Please retype every record exactly as it appears, omitting the pictures.

Content starts

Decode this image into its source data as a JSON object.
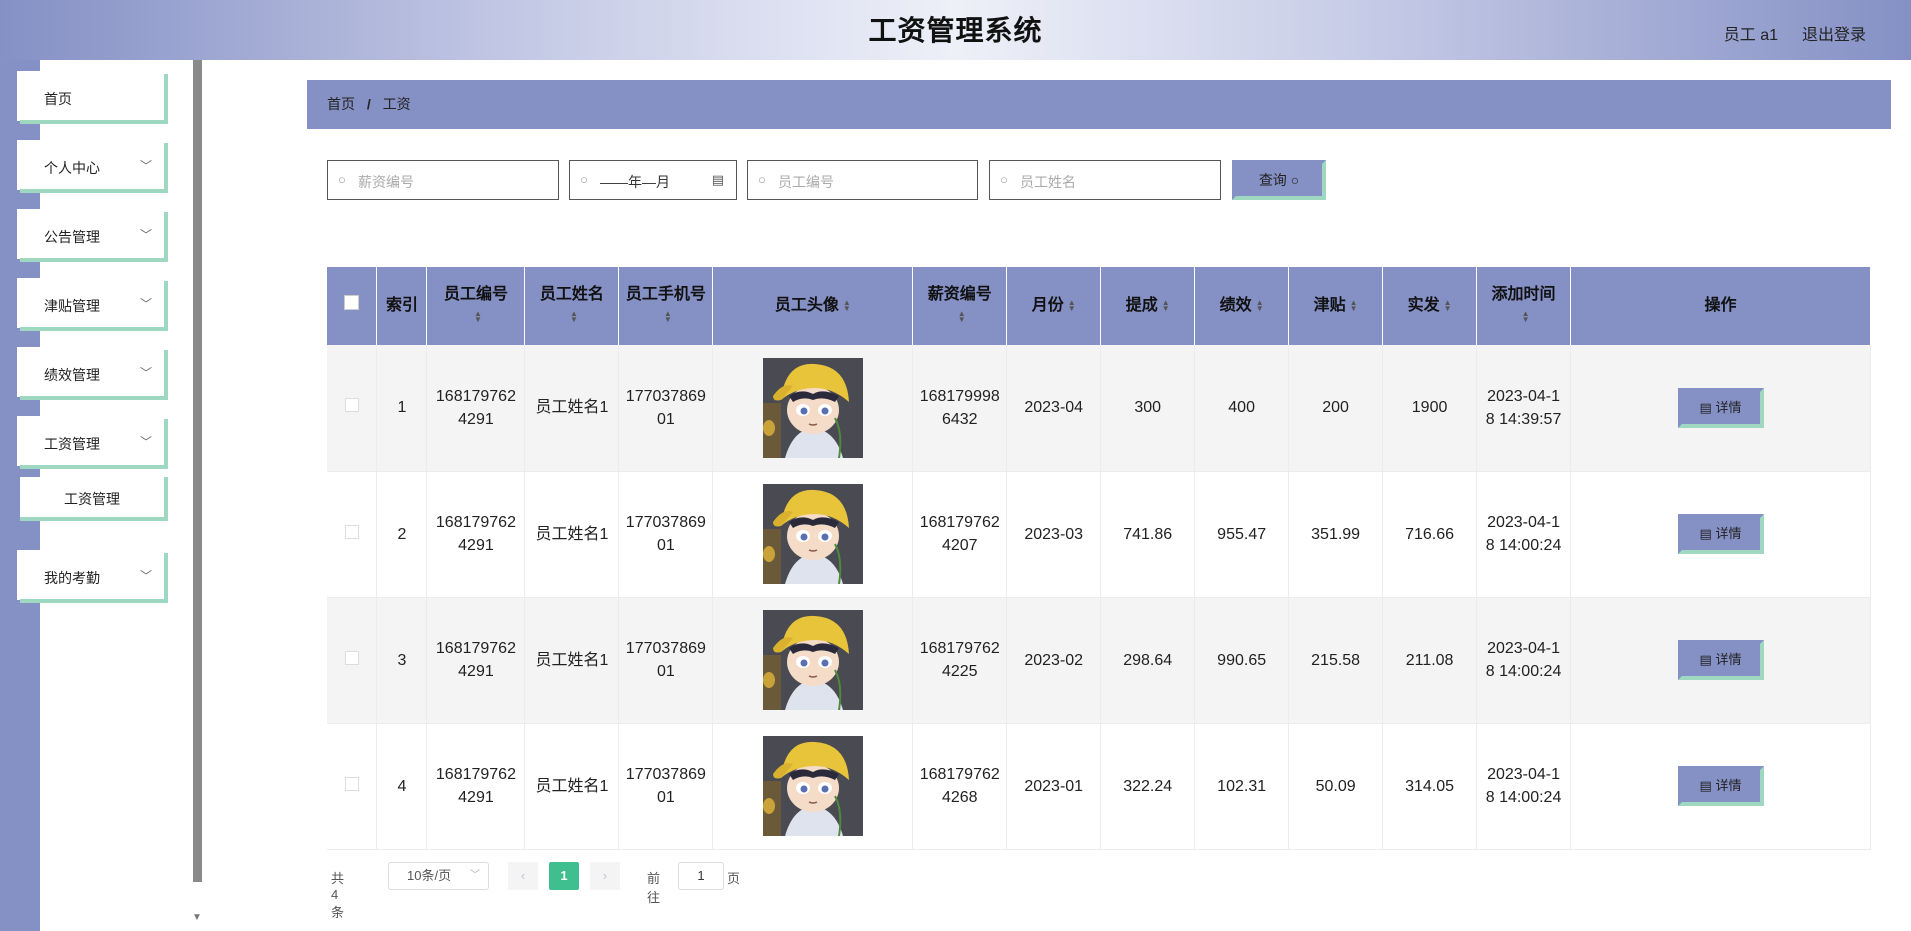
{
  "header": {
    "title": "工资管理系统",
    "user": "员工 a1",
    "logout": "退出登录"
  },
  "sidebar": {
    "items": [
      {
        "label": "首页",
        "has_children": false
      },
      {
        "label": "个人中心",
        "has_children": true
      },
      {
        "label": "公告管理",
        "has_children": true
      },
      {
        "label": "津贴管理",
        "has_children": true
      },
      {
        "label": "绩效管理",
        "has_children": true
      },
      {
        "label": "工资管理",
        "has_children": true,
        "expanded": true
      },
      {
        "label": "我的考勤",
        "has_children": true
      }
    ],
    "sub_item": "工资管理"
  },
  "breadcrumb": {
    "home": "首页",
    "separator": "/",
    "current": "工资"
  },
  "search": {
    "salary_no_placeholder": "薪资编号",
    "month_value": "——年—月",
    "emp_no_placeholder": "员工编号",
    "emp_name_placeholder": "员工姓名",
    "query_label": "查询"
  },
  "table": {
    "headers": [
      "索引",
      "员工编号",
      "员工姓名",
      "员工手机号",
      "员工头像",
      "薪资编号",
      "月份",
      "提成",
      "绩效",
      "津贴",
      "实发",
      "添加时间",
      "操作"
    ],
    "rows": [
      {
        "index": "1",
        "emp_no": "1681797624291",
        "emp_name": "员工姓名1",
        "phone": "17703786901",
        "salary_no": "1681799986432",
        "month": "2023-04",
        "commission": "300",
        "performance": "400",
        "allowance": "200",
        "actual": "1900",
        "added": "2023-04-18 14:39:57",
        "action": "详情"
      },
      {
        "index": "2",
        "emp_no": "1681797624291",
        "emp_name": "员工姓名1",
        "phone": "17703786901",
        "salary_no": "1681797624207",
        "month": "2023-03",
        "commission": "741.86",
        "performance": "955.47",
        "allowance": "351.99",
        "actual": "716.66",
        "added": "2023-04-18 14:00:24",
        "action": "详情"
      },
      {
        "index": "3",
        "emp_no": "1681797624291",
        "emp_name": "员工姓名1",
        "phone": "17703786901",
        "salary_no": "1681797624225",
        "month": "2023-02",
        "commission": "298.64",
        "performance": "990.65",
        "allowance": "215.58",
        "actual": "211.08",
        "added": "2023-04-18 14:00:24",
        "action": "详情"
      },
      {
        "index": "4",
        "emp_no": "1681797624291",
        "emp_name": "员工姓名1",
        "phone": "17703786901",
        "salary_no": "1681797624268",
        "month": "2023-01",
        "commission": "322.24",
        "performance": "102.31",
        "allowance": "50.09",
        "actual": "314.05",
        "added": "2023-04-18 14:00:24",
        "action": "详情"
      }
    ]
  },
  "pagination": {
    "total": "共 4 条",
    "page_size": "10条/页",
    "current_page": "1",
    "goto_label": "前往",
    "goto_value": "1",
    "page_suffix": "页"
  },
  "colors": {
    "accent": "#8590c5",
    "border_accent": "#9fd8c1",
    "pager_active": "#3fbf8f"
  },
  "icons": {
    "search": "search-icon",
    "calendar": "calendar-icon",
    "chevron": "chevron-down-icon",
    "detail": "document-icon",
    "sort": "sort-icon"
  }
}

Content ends

__Answer to this exercise__:
Decode this image into its source data as a JSON object.
{
  "header": {
    "title": "工资管理系统",
    "user": "员工 a1",
    "logout": "退出登录"
  },
  "sidebar": {
    "items": [
      {
        "label": "首页",
        "has_children": false
      },
      {
        "label": "个人中心",
        "has_children": true
      },
      {
        "label": "公告管理",
        "has_children": true
      },
      {
        "label": "津贴管理",
        "has_children": true
      },
      {
        "label": "绩效管理",
        "has_children": true
      },
      {
        "label": "工资管理",
        "has_children": true,
        "expanded": true
      },
      {
        "label": "我的考勤",
        "has_children": true
      }
    ],
    "sub_item": "工资管理"
  },
  "breadcrumb": {
    "home": "首页",
    "separator": "/",
    "current": "工资"
  },
  "search": {
    "salary_no_placeholder": "薪资编号",
    "month_value": "——年—月",
    "emp_no_placeholder": "员工编号",
    "emp_name_placeholder": "员工姓名",
    "query_label": "查询"
  },
  "table": {
    "headers": [
      "索引",
      "员工编号",
      "员工姓名",
      "员工手机号",
      "员工头像",
      "薪资编号",
      "月份",
      "提成",
      "绩效",
      "津贴",
      "实发",
      "添加时间",
      "操作"
    ],
    "rows": [
      {
        "index": "1",
        "emp_no": "1681797624291",
        "emp_name": "员工姓名1",
        "phone": "17703786901",
        "salary_no": "1681799986432",
        "month": "2023-04",
        "commission": "300",
        "performance": "400",
        "allowance": "200",
        "actual": "1900",
        "added": "2023-04-18 14:39:57",
        "action": "详情"
      },
      {
        "index": "2",
        "emp_no": "1681797624291",
        "emp_name": "员工姓名1",
        "phone": "17703786901",
        "salary_no": "1681797624207",
        "month": "2023-03",
        "commission": "741.86",
        "performance": "955.47",
        "allowance": "351.99",
        "actual": "716.66",
        "added": "2023-04-18 14:00:24",
        "action": "详情"
      },
      {
        "index": "3",
        "emp_no": "1681797624291",
        "emp_name": "员工姓名1",
        "phone": "17703786901",
        "salary_no": "1681797624225",
        "month": "2023-02",
        "commission": "298.64",
        "performance": "990.65",
        "allowance": "215.58",
        "actual": "211.08",
        "added": "2023-04-18 14:00:24",
        "action": "详情"
      },
      {
        "index": "4",
        "emp_no": "1681797624291",
        "emp_name": "员工姓名1",
        "phone": "17703786901",
        "salary_no": "1681797624268",
        "month": "2023-01",
        "commission": "322.24",
        "performance": "102.31",
        "allowance": "50.09",
        "actual": "314.05",
        "added": "2023-04-18 14:00:24",
        "action": "详情"
      }
    ]
  },
  "pagination": {
    "total": "共 4 条",
    "page_size": "10条/页",
    "current_page": "1",
    "goto_label": "前往",
    "goto_value": "1",
    "page_suffix": "页"
  },
  "colors": {
    "accent": "#8590c5",
    "border_accent": "#9fd8c1",
    "pager_active": "#3fbf8f"
  },
  "icons": {
    "search": "search-icon",
    "calendar": "calendar-icon",
    "chevron": "chevron-down-icon",
    "detail": "document-icon",
    "sort": "sort-icon"
  }
}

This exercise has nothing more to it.